◆ **Aim of the exercise**
Reproduce the data below in full. Nothing should differ from the original.

Stored records

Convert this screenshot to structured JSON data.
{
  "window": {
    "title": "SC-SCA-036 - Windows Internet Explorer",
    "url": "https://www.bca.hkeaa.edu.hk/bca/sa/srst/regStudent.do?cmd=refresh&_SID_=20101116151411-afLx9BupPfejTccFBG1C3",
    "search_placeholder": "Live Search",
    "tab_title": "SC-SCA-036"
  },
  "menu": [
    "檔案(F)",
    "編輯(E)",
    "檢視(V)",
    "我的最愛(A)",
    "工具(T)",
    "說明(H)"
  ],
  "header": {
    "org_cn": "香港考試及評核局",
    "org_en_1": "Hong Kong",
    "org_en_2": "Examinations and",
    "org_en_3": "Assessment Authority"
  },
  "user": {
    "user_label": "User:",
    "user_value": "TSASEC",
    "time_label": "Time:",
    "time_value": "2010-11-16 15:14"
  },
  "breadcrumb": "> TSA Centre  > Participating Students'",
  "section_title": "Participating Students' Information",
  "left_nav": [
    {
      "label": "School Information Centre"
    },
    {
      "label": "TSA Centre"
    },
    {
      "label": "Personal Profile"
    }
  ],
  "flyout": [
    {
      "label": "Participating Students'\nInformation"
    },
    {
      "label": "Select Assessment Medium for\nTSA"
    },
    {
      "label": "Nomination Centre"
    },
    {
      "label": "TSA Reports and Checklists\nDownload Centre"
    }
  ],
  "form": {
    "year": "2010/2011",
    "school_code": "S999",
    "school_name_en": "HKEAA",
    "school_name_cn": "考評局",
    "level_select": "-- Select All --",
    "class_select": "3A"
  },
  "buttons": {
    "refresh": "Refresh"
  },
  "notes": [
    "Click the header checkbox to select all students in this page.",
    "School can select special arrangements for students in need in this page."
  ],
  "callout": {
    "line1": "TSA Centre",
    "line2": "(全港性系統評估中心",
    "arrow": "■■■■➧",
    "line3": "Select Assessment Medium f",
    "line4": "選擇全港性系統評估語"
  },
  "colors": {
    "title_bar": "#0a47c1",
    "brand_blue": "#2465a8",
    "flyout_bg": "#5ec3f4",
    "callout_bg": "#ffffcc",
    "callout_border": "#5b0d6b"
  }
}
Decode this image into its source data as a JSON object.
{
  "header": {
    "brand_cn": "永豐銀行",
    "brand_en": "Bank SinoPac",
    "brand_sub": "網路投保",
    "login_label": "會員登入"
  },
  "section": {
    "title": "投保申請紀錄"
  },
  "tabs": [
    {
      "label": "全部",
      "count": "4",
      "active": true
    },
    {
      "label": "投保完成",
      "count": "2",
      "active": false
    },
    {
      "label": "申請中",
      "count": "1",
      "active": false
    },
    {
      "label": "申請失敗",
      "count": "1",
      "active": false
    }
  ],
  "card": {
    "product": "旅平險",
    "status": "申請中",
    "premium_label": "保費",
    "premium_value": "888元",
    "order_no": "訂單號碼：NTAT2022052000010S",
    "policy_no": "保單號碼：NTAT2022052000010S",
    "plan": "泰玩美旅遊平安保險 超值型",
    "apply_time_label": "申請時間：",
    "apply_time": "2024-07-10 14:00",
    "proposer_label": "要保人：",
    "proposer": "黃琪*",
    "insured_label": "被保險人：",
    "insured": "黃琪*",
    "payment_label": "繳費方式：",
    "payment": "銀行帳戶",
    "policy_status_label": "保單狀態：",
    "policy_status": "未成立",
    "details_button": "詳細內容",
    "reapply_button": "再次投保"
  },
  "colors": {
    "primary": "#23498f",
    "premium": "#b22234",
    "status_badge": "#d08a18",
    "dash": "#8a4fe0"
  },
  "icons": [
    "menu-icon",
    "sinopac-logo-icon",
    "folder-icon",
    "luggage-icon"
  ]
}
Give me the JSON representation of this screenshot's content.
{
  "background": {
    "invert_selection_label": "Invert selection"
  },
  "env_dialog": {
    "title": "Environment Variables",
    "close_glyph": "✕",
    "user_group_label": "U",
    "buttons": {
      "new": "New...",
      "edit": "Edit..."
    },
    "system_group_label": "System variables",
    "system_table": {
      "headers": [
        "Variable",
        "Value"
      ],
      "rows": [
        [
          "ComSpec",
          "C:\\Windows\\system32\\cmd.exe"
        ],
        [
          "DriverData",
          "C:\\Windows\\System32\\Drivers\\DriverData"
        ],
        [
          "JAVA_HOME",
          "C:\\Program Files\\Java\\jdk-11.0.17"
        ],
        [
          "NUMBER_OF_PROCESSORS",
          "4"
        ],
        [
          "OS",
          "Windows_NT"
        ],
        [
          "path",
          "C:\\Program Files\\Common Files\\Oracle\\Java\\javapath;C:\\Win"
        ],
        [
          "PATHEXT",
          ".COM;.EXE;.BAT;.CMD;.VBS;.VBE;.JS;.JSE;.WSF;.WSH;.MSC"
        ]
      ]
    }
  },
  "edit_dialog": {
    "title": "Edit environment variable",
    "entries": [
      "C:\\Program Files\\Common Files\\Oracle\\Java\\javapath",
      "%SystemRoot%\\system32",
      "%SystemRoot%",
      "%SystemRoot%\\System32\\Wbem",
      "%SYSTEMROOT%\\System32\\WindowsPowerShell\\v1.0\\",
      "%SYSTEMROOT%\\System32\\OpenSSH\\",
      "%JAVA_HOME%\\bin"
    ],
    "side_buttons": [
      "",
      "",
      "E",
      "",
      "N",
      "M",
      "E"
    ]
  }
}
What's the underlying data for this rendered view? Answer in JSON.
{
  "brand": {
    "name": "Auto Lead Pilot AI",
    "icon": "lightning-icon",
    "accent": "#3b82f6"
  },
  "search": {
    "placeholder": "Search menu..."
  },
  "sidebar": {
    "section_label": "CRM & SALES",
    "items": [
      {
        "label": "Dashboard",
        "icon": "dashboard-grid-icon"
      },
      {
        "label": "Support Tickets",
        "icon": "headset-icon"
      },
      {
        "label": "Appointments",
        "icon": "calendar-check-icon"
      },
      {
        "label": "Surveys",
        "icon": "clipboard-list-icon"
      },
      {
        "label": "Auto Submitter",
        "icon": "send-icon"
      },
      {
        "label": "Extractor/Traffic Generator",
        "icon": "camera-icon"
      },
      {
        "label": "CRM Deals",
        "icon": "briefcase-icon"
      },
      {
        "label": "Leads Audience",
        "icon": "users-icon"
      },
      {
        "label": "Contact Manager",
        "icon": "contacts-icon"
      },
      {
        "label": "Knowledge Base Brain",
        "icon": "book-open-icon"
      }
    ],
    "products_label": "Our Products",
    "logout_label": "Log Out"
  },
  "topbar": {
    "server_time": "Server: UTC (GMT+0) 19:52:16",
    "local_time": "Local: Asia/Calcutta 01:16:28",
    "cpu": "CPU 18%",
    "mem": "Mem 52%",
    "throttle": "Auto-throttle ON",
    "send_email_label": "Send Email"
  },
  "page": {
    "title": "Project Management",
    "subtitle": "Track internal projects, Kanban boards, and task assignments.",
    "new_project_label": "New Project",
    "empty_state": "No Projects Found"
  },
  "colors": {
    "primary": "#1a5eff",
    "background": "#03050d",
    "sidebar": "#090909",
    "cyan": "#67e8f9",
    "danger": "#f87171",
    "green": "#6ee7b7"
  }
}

◆ **Answer area**
Convert this screenshot to structured JSON data.
{
  "window": {
    "title": "SC-SCA-036 - Windows Internet Explorer",
    "url": "https://www.bca.hkeaa.edu.hk/bca/sa/srst/regStudent.do?cmd=refresh&_SID_=20101116151411-afLx9BupPfejTccFBG1C3",
    "search_placeholder": "Live Search",
    "tab_title": "SC-SCA-036"
  },
  "menu": [
    "檔案(F)",
    "編輯(E)",
    "檢視(V)",
    "我的最愛(A)",
    "工具(T)",
    "說明(H)"
  ],
  "header": {
    "org_cn": "香港考試及評核局",
    "org_en_1": "Hong Kong",
    "org_en_2": "Examinations and",
    "org_en_3": "Assessment Authority"
  },
  "user": {
    "user_label": "User:",
    "user_value": "TSASEC",
    "time_label": "Time:",
    "time_value": "2010-11-16 15:14"
  },
  "breadcrumb": "> TSA Centre  > Participating Students'",
  "section_title": "Participating Students' Information",
  "left_nav": [
    {
      "label": "School Information Centre"
    },
    {
      "label": "TSA Centre"
    },
    {
      "label": "Personal Profile"
    }
  ],
  "flyout": [
    {
      "label": "Participating Students'\nInformation"
    },
    {
      "label": "Select Assessment Medium for\nTSA"
    },
    {
      "label": "Nomination Centre"
    },
    {
      "label": "TSA Reports and Checklists\nDownload Centre"
    }
  ],
  "form": {
    "year": "2010/2011",
    "school_code": "S999",
    "school_name_en": "HKEAA",
    "school_name_cn": "考評局",
    "level_select": "-- Select All --",
    "class_select": "3A"
  },
  "buttons": {
    "refresh": "Refresh"
  },
  "notes": [
    "Click the header checkbox to select all students in this page.",
    "School can select special arrangements for students in need in this page."
  ],
  "callout": {
    "line1": "TSA Centre",
    "line2": "(全港性系統評估中心",
    "arrow": "■■■■➧",
    "line3": "Select Assessment Medium f",
    "line4": "選擇全港性系統評估語"
  },
  "colors": {
    "title_bar": "#0a47c1",
    "brand_blue": "#2465a8",
    "flyout_bg": "#5ec3f4",
    "callout_bg": "#ffffcc",
    "callout_border": "#5b0d6b"
  }
}
Decode this image into its source data as a JSON object.
{
  "header": {
    "brand_cn": "永豐銀行",
    "brand_en": "Bank SinoPac",
    "brand_sub": "網路投保",
    "login_label": "會員登入"
  },
  "section": {
    "title": "投保申請紀錄"
  },
  "tabs": [
    {
      "label": "全部",
      "count": "4",
      "active": true
    },
    {
      "label": "投保完成",
      "count": "2",
      "active": false
    },
    {
      "label": "申請中",
      "count": "1",
      "active": false
    },
    {
      "label": "申請失敗",
      "count": "1",
      "active": false
    }
  ],
  "card": {
    "product": "旅平險",
    "status": "申請中",
    "premium_label": "保費",
    "premium_value": "888元",
    "order_no": "訂單號碼：NTAT2022052000010S",
    "policy_no": "保單號碼：NTAT2022052000010S",
    "plan": "泰玩美旅遊平安保險 超值型",
    "apply_time_label": "申請時間：",
    "apply_time": "2024-07-10 14:00",
    "proposer_label": "要保人：",
    "proposer": "黃琪*",
    "insured_label": "被保險人：",
    "insured": "黃琪*",
    "payment_label": "繳費方式：",
    "payment": "銀行帳戶",
    "policy_status_label": "保單狀態：",
    "policy_status": "未成立",
    "details_button": "詳細內容",
    "reapply_button": "再次投保"
  },
  "colors": {
    "primary": "#23498f",
    "premium": "#b22234",
    "status_badge": "#d08a18",
    "dash": "#8a4fe0"
  },
  "icons": [
    "menu-icon",
    "sinopac-logo-icon",
    "folder-icon",
    "luggage-icon"
  ]
}
Give me the JSON representation of this screenshot's content.
{
  "background": {
    "invert_selection_label": "Invert selection"
  },
  "env_dialog": {
    "title": "Environment Variables",
    "close_glyph": "✕",
    "user_group_label": "U",
    "buttons": {
      "new": "New...",
      "edit": "Edit..."
    },
    "system_group_label": "System variables",
    "system_table": {
      "headers": [
        "Variable",
        "Value"
      ],
      "rows": [
        [
          "ComSpec",
          "C:\\Windows\\system32\\cmd.exe"
        ],
        [
          "DriverData",
          "C:\\Windows\\System32\\Drivers\\DriverData"
        ],
        [
          "JAVA_HOME",
          "C:\\Program Files\\Java\\jdk-11.0.17"
        ],
        [
          "NUMBER_OF_PROCESSORS",
          "4"
        ],
        [
          "OS",
          "Windows_NT"
        ],
        [
          "path",
          "C:\\Program Files\\Common Files\\Oracle\\Java\\javapath;C:\\Win"
        ],
        [
          "PATHEXT",
          ".COM;.EXE;.BAT;.CMD;.VBS;.VBE;.JS;.JSE;.WSF;.WSH;.MSC"
        ]
      ]
    }
  },
  "edit_dialog": {
    "title": "Edit environment variable",
    "entries": [
      "C:\\Program Files\\Common Files\\Oracle\\Java\\javapath",
      "%SystemRoot%\\system32",
      "%SystemRoot%",
      "%SystemRoot%\\System32\\Wbem",
      "%SYSTEMROOT%\\System32\\WindowsPowerShell\\v1.0\\",
      "%SYSTEMROOT%\\System32\\OpenSSH\\",
      "%JAVA_HOME%\\bin"
    ],
    "side_buttons": [
      "",
      "",
      "E",
      "",
      "N",
      "M",
      "E"
    ]
  }
}
What's the underlying data for this rendered view? Answer in JSON.
{
  "brand": {
    "name": "Auto Lead Pilot AI",
    "icon": "lightning-icon",
    "accent": "#3b82f6"
  },
  "search": {
    "placeholder": "Search menu..."
  },
  "sidebar": {
    "section_label": "CRM & SALES",
    "items": [
      {
        "label": "Dashboard",
        "icon": "dashboard-grid-icon"
      },
      {
        "label": "Support Tickets",
        "icon": "headset-icon"
      },
      {
        "label": "Appointments",
        "icon": "calendar-check-icon"
      },
      {
        "label": "Surveys",
        "icon": "clipboard-list-icon"
      },
      {
        "label": "Auto Submitter",
        "icon": "send-icon"
      },
      {
        "label": "Extractor/Traffic Generator",
        "icon": "camera-icon"
      },
      {
        "label": "CRM Deals",
        "icon": "briefcase-icon"
      },
      {
        "label": "Leads Audience",
        "icon": "users-icon"
      },
      {
        "label": "Contact Manager",
        "icon": "contacts-icon"
      },
      {
        "label": "Knowledge Base Brain",
        "icon": "book-open-icon"
      }
    ],
    "products_label": "Our Products",
    "logout_label": "Log Out"
  },
  "topbar": {
    "server_time": "Server: UTC (GMT+0) 19:52:16",
    "local_time": "Local: Asia/Calcutta 01:16:28",
    "cpu": "CPU 18%",
    "mem": "Mem 52%",
    "throttle": "Auto-throttle ON",
    "send_email_label": "Send Email"
  },
  "page": {
    "title": "Project Management",
    "subtitle": "Track internal projects, Kanban boards, and task assignments.",
    "new_project_label": "New Project",
    "empty_state": "No Projects Found"
  },
  "colors": {
    "primary": "#1a5eff",
    "background": "#03050d",
    "sidebar": "#090909",
    "cyan": "#67e8f9",
    "danger": "#f87171",
    "green": "#6ee7b7"
  }
}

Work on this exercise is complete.